We've met a great many parents of kids on the autism spectrum, as you would expect given school, therapy and community groups. Obviously we're not experts on the subject, and always learning given Simon's challenges. The thing that has surprised me the most is how different every kid is. The course of therapy and education is dramatically different for everyone.
Not only are the therapies different, but so are the range of issues, which is part of the reason that they lump all of these things into a "spectrum." There isn't a lot of awareness around this range unless you're in the middle of it. I'm trying not to react with anger when I hear people say things like, "He seems normal," because the truth is that they just don't know or understand what autism is.

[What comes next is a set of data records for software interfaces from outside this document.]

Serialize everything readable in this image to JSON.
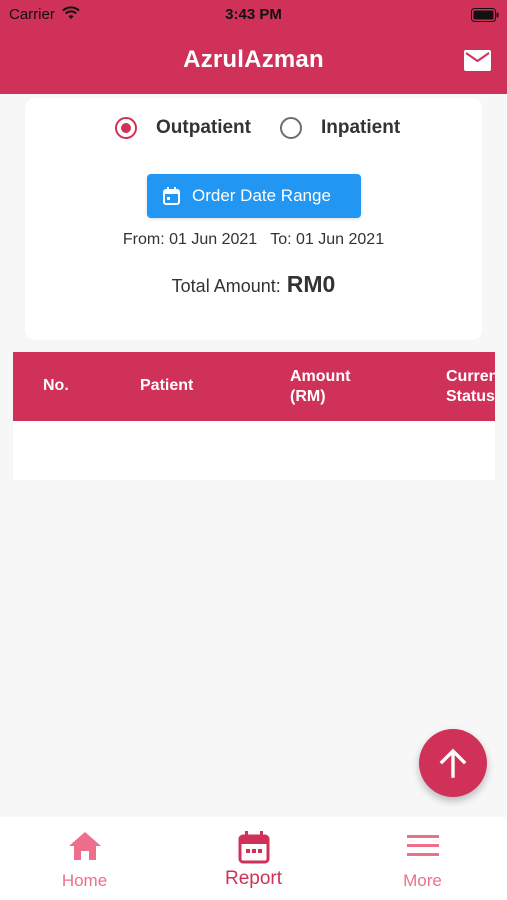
{
  "status_bar": {
    "carrier": "Carrier",
    "time": "3:43 PM"
  },
  "app_bar": {
    "title": "AzrulAzman",
    "mail_icon": "mail-icon"
  },
  "filter": {
    "patient_types": [
      {
        "label": "Outpatient",
        "selected": true
      },
      {
        "label": "Inpatient",
        "selected": false
      }
    ],
    "date_range_button": "Order Date Range",
    "date_range_text": "From: 01 Jun 2021   To: 01 Jun 2021",
    "total_label": "Total Amount:",
    "total_value": "RM0"
  },
  "table": {
    "columns": [
      "No.",
      "Patient",
      "Amount\n(RM)",
      "Current\nStatus"
    ],
    "rows": []
  },
  "fab": {
    "icon": "arrow-up-icon"
  },
  "bottom_nav": {
    "items": [
      {
        "label": "Home",
        "icon": "home-icon"
      },
      {
        "label": "Report",
        "icon": "calendar-icon",
        "active": true
      },
      {
        "label": "More",
        "icon": "menu-icon"
      }
    ]
  },
  "colors": {
    "primary": "#cf3158",
    "primary_light": "#ee6f8b",
    "accent_button": "#2196f3",
    "background": "#f7f7f7"
  }
}
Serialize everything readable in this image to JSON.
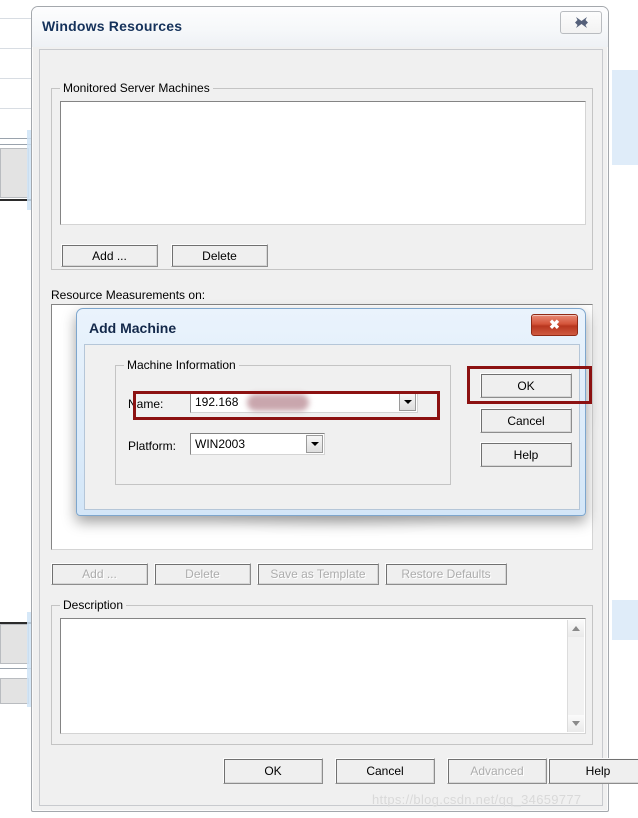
{
  "window": {
    "title": "Windows Resources",
    "close_icon": "close-x-icon"
  },
  "monitored_group": {
    "legend": "Monitored Server Machines",
    "list_items": [],
    "buttons": [
      {
        "label": "Add ...",
        "name": "add-machine-button",
        "enabled": true
      },
      {
        "label": "Delete",
        "name": "delete-machine-button",
        "enabled": true
      }
    ]
  },
  "measurements": {
    "label": "Resource Measurements on:",
    "items": [],
    "buttons": [
      {
        "label": "Add ...",
        "name": "add-measurement-button",
        "enabled": false
      },
      {
        "label": "Delete",
        "name": "delete-measurement-button",
        "enabled": false
      },
      {
        "label": "Save as Template",
        "name": "save-as-template-button",
        "enabled": false
      },
      {
        "label": "Restore Defaults",
        "name": "restore-defaults-button",
        "enabled": false
      }
    ]
  },
  "description": {
    "legend": "Description",
    "value": "",
    "scroll_up_icon": "triangle-up-icon",
    "scroll_down_icon": "triangle-down-icon"
  },
  "footer_buttons": [
    {
      "label": "OK",
      "name": "ok-button",
      "enabled": true
    },
    {
      "label": "Cancel",
      "name": "cancel-button",
      "enabled": true
    },
    {
      "label": "Advanced",
      "name": "advanced-button",
      "enabled": false
    },
    {
      "label": "Help",
      "name": "help-button",
      "enabled": true
    }
  ],
  "add_machine_dialog": {
    "title": "Add Machine",
    "close_icon": "close-x-icon",
    "group_legend": "Machine Information",
    "name_label": "Name:",
    "name_value": "192.168",
    "name_dropdown_icon": "chevron-down-icon",
    "platform_label": "Platform:",
    "platform_value": "WIN2003",
    "platform_dropdown_icon": "chevron-down-icon",
    "buttons": [
      {
        "label": "OK",
        "name": "dialog-ok-button",
        "enabled": true
      },
      {
        "label": "Cancel",
        "name": "dialog-cancel-button",
        "enabled": true
      },
      {
        "label": "Help",
        "name": "dialog-help-button",
        "enabled": true
      }
    ]
  },
  "annotations": {
    "color": "#8c1111",
    "highlight_name_field": true,
    "highlight_ok_button": true
  },
  "watermark": "https://blog.csdn.net/qq_34659777",
  "colors": {
    "window_face": "#f0f0f0",
    "title_text": "#15325b",
    "modal_header": "#d3e6f8",
    "modal_close": "#b8361f",
    "annotation_red": "#8c1111",
    "redaction": "#c9a6ad"
  }
}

If you're my age, your first exposure to autism is probably the movie Rainman. Later you had people associating it with Aspergers specifically due to the "Jerry" character on Boston Legal. Then you have any number of TV and movie kids, to say nothing of news stories, about kids who don't talk or make eye contact. You know how many of the kids I've met exhibit any of these specific issues? Zero.
In fact, we're very fortunate that Simon is the exact opposite of some of the most stereotypical behaviors. The kid queues like a champ, and is super polite to adults, almost to a fault. He can make eye contact, and be very expressive (if not understood) when he wants to. On the other hand, he plays in the stereotypical ways a lot of the time, organizing and aligning toys instead of using his imagination. He struggles to adhere to directions. He has the classic meltdowns periodically. It's completely strange how no two kids share the same checklist. And if that weren't hard enough, there are varying degrees of the behavior and the ability to modify the behavior.

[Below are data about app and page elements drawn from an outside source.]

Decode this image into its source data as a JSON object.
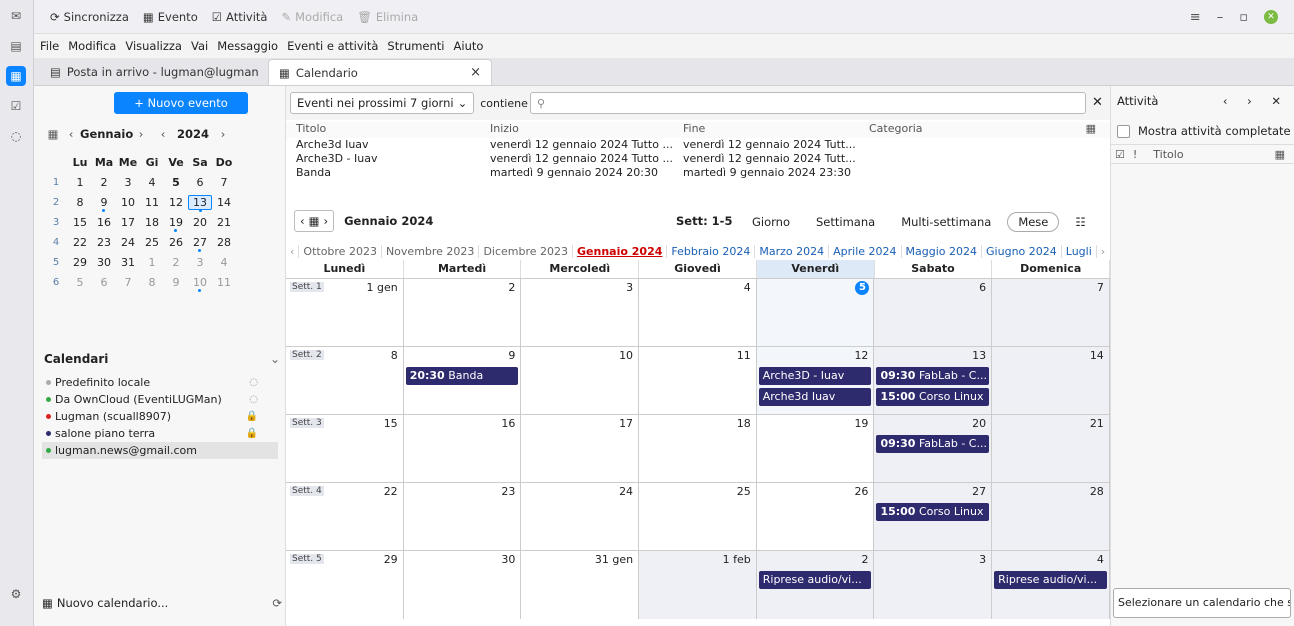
{
  "toolbar": {
    "sync": "Sincronizza",
    "event": "Evento",
    "activity": "Attività",
    "edit": "Modifica",
    "delete": "Elimina"
  },
  "menu": [
    "File",
    "Modifica",
    "Visualizza",
    "Vai",
    "Messaggio",
    "Eventi e attività",
    "Strumenti",
    "Aiuto"
  ],
  "tabs": {
    "mail": "Posta in arrivo - lugman@lugman.c",
    "calendar": "Calendario",
    "close": "×"
  },
  "left": {
    "new_event": "+ Nuovo evento",
    "month": "Gennaio",
    "year": "2024",
    "weekday_headers": [
      "Lu",
      "Ma",
      "Me",
      "Gi",
      "Ve",
      "Sa",
      "Do"
    ],
    "mini_weeks": [
      {
        "wk": "1",
        "days": [
          "1",
          "2",
          "3",
          "4",
          "5",
          "6",
          "7"
        ]
      },
      {
        "wk": "2",
        "days": [
          "8",
          "9",
          "10",
          "11",
          "12",
          "13",
          "14"
        ]
      },
      {
        "wk": "3",
        "days": [
          "15",
          "16",
          "17",
          "18",
          "19",
          "20",
          "21"
        ]
      },
      {
        "wk": "4",
        "days": [
          "22",
          "23",
          "24",
          "25",
          "26",
          "27",
          "28"
        ]
      },
      {
        "wk": "5",
        "days": [
          "29",
          "30",
          "31",
          "1",
          "2",
          "3",
          "4"
        ]
      },
      {
        "wk": "6",
        "days": [
          "5",
          "6",
          "7",
          "8",
          "9",
          "10",
          "11"
        ]
      }
    ],
    "calendars_title": "Calendari",
    "calendars": [
      {
        "name": "Predefinito locale",
        "color": "#aaaaaa"
      },
      {
        "name": "Da OwnCloud (EventiLUGMan)",
        "color": "#33aa44"
      },
      {
        "name": "Lugman (scuall8907)",
        "color": "#dd2222"
      },
      {
        "name": "salone piano terra",
        "color": "#2e2a6e"
      },
      {
        "name": "lugman.news@gmail.com",
        "color": "#33aa44"
      }
    ],
    "new_calendar": "Nuovo calendario..."
  },
  "filter": {
    "range": "Eventi nei prossimi 7 giorni",
    "contains": "contiene"
  },
  "event_list": {
    "headers": [
      "Titolo",
      "Inizio",
      "Fine",
      "Categoria"
    ],
    "rows": [
      [
        "Arche3d Iuav",
        "venerdì 12 gennaio 2024 Tutto ...",
        "venerdì 12 gennaio 2024 Tutt..."
      ],
      [
        "Arche3D - Iuav",
        "venerdì 12 gennaio 2024 Tutto ...",
        "venerdì 12 gennaio 2024 Tutt..."
      ],
      [
        "Banda",
        "martedì 9 gennaio 2024 20:30",
        "martedì 9 gennaio 2024 23:30"
      ]
    ]
  },
  "calnav": {
    "title": "Gennaio 2024",
    "weeks": "Sett: 1-5",
    "views": [
      "Giorno",
      "Settimana",
      "Multi-settimana",
      "Mese"
    ]
  },
  "months_strip": {
    "prev": [
      "Ottobre 2023",
      "Novembre 2023",
      "Dicembre 2023"
    ],
    "current": "Gennaio 2024",
    "next": [
      "Febbraio 2024",
      "Marzo 2024",
      "Aprile 2024",
      "Maggio 2024",
      "Giugno 2024",
      "Lugli"
    ]
  },
  "day_headers": [
    "Lunedì",
    "Martedì",
    "Mercoledì",
    "Giovedì",
    "Venerdì",
    "Sabato",
    "Domenica"
  ],
  "month_grid": [
    {
      "wk": "Sett. 1",
      "days": [
        "1 gen",
        "2",
        "3",
        "4",
        "5",
        "6",
        "7"
      ]
    },
    {
      "wk": "Sett. 2",
      "days": [
        "8",
        "9",
        "10",
        "11",
        "12",
        "13",
        "14"
      ]
    },
    {
      "wk": "Sett. 3",
      "days": [
        "15",
        "16",
        "17",
        "18",
        "19",
        "20",
        "21"
      ]
    },
    {
      "wk": "Sett. 4",
      "days": [
        "22",
        "23",
        "24",
        "25",
        "26",
        "27",
        "28"
      ]
    },
    {
      "wk": "Sett. 5",
      "days": [
        "29",
        "30",
        "31 gen",
        "1 feb",
        "2",
        "3",
        "4"
      ]
    }
  ],
  "events": [
    {
      "week": 1,
      "day": 1,
      "slot": 0,
      "time": "20:30",
      "title": "Banda"
    },
    {
      "week": 1,
      "day": 4,
      "slot": 0,
      "time": "",
      "title": "Arche3D - Iuav"
    },
    {
      "week": 1,
      "day": 4,
      "slot": 1,
      "time": "",
      "title": "Arche3d Iuav"
    },
    {
      "week": 1,
      "day": 5,
      "slot": 0,
      "time": "09:30",
      "title": "FabLab - C..."
    },
    {
      "week": 1,
      "day": 5,
      "slot": 1,
      "time": "15:00",
      "title": "Corso Linux"
    },
    {
      "week": 2,
      "day": 5,
      "slot": 0,
      "time": "09:30",
      "title": "FabLab - C..."
    },
    {
      "week": 3,
      "day": 5,
      "slot": 0,
      "time": "15:00",
      "title": "Corso Linux"
    },
    {
      "week": 4,
      "day": 4,
      "slot": 0,
      "time": "",
      "title": "Riprese audio/vi..."
    },
    {
      "week": 4,
      "day": 6,
      "slot": 0,
      "time": "",
      "title": "Riprese audio/vi..."
    }
  ],
  "right": {
    "title": "Attività",
    "show_completed": "Mostra attività completate",
    "col_title": "Titolo",
    "hint": "Selezionare un calendario che s"
  }
}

So sure, Simon seems "normal," and I suspect he will seem so even more if his therapy and IEP are successful. The mystery that is autism includes a lot of circumstances where kids can learn to learn in a way that suits their different wiring. That's the reason it's so important to be proactive.
My displeasure over the "normal" comment (and for the record, the best thing I can come up with is "atypical wiring") might be tempered to an extent if people could just understand that what they perceive is an oversimplification of the reality. I don't think my kid is broken, and by me talking about it, neither should you. I share because despite the uniqueness of every situation, sharing information is what makes this all a little easier for someone.

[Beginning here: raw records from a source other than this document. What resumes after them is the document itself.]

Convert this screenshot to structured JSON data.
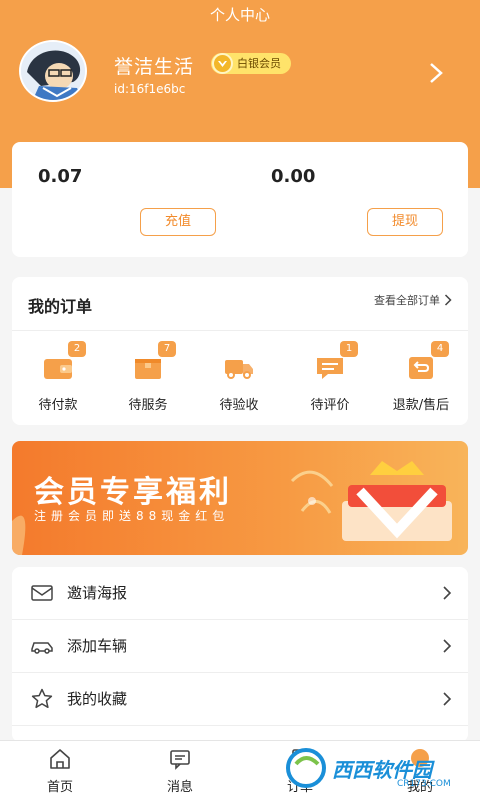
{
  "header": {
    "title": "个人中心",
    "user_name": "誉洁生活",
    "member_level": "白银会员",
    "user_id": "id:16f1e6bc"
  },
  "wallet": {
    "balance_left": "0.07",
    "balance_right": "0.00",
    "recharge_label": "充值",
    "withdraw_label": "提现"
  },
  "orders": {
    "title": "我的订单",
    "view_all": "查看全部订单",
    "items": [
      {
        "label": "待付款",
        "count": "2"
      },
      {
        "label": "待服务",
        "count": "7"
      },
      {
        "label": "待验收",
        "count": ""
      },
      {
        "label": "待评价",
        "count": "1"
      },
      {
        "label": "退款/售后",
        "count": "4"
      }
    ]
  },
  "banner": {
    "title": "会员专享福利",
    "subtitle": "注册会员即送88现金红包"
  },
  "menu": {
    "items": [
      {
        "label": "邀请海报",
        "icon": "envelope-icon"
      },
      {
        "label": "添加车辆",
        "icon": "car-icon"
      },
      {
        "label": "我的收藏",
        "icon": "star-icon"
      }
    ]
  },
  "tabbar": {
    "items": [
      {
        "label": "首页",
        "icon": "home-icon"
      },
      {
        "label": "消息",
        "icon": "message-icon"
      },
      {
        "label": "订单",
        "icon": "order-icon"
      },
      {
        "label": "我的",
        "icon": "profile-icon"
      }
    ]
  },
  "watermark": {
    "text": "西西软件园",
    "sub": "CR173.COM"
  },
  "colors": {
    "accent": "#f5a04a",
    "badge": "#ffe36a"
  }
}
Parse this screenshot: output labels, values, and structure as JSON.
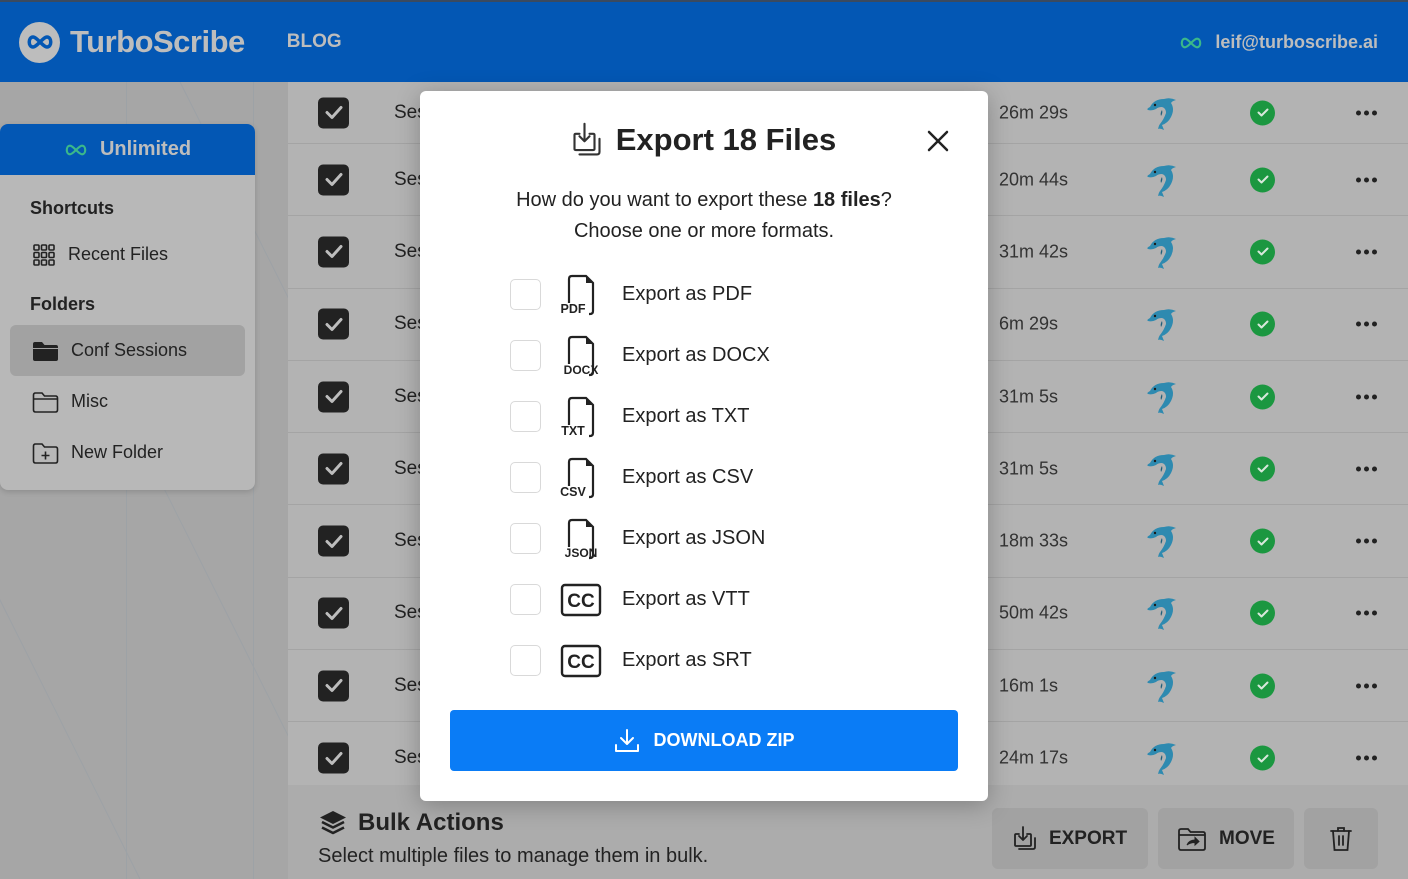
{
  "header": {
    "app_name": "TurboScribe",
    "nav_blog": "BLOG",
    "user_email": "leif@turboscribe.ai"
  },
  "sidebar": {
    "plan_label": "Unlimited",
    "shortcuts_title": "Shortcuts",
    "shortcuts": [
      {
        "label": "Recent Files",
        "icon": "grid-icon"
      }
    ],
    "folders_title": "Folders",
    "folders": [
      {
        "label": "Conf Sessions",
        "icon": "folder-filled-icon",
        "active": true
      },
      {
        "label": "Misc",
        "icon": "folder-icon",
        "active": false
      },
      {
        "label": "New Folder",
        "icon": "folder-plus-icon",
        "active": false
      }
    ]
  },
  "files": [
    {
      "name": "Ses",
      "duration": "26m 29s",
      "checked": true,
      "status": "complete"
    },
    {
      "name": "Ses",
      "duration": "20m 44s",
      "checked": true,
      "status": "complete"
    },
    {
      "name": "Ses",
      "duration": "31m 42s",
      "checked": true,
      "status": "complete"
    },
    {
      "name": "Ses",
      "duration": "6m 29s",
      "checked": true,
      "status": "complete"
    },
    {
      "name": "Ses",
      "duration": "31m 5s",
      "checked": true,
      "status": "complete"
    },
    {
      "name": "Ses",
      "duration": "31m 5s",
      "checked": true,
      "status": "complete"
    },
    {
      "name": "Ses",
      "duration": "18m 33s",
      "checked": true,
      "status": "complete"
    },
    {
      "name": "Ses",
      "duration": "50m 42s",
      "checked": true,
      "status": "complete"
    },
    {
      "name": "Ses",
      "duration": "16m 1s",
      "checked": true,
      "status": "complete"
    },
    {
      "name": "Ses",
      "duration": "24m 17s",
      "checked": true,
      "status": "complete"
    }
  ],
  "bulk": {
    "title": "Bulk Actions",
    "subtitle": "Select multiple files to manage them in bulk.",
    "export_label": "EXPORT",
    "move_label": "MOVE"
  },
  "modal": {
    "title": "Export 18 Files",
    "desc_prefix": "How do you want to export these ",
    "desc_bold": "18 files",
    "desc_suffix": "?",
    "desc_line2": "Choose one or more formats.",
    "options": [
      {
        "label": "Export as PDF",
        "icon_text": "PDF",
        "icon": "file-pdf-icon",
        "checked": false
      },
      {
        "label": "Export as DOCX",
        "icon_text": "DOCX",
        "icon": "file-docx-icon",
        "checked": false
      },
      {
        "label": "Export as TXT",
        "icon_text": "TXT",
        "icon": "file-txt-icon",
        "checked": false
      },
      {
        "label": "Export as CSV",
        "icon_text": "CSV",
        "icon": "file-csv-icon",
        "checked": false
      },
      {
        "label": "Export as JSON",
        "icon_text": "JSON",
        "icon": "file-json-icon",
        "checked": false
      },
      {
        "label": "Export as VTT",
        "icon_text": "CC",
        "icon": "closed-captions-icon",
        "checked": false
      },
      {
        "label": "Export as SRT",
        "icon_text": "CC",
        "icon": "closed-captions-icon",
        "checked": false
      }
    ],
    "download_label": "DOWNLOAD ZIP"
  },
  "colors": {
    "brand_blue": "#0357b4",
    "button_blue": "#0a7cf6",
    "success_green": "#1b9740",
    "infinity_green": "#3bb88a"
  }
}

The takeaway for you should be this: There is no typical autism. It's an enormous range of stuff. It's usually not Rainman. We're not being overbearing or overcautious parents. But it would be a disservice to our child if we didn't do everything we could to address what professionals have identified. He's a beautiful kid, and he's the joy of our lives.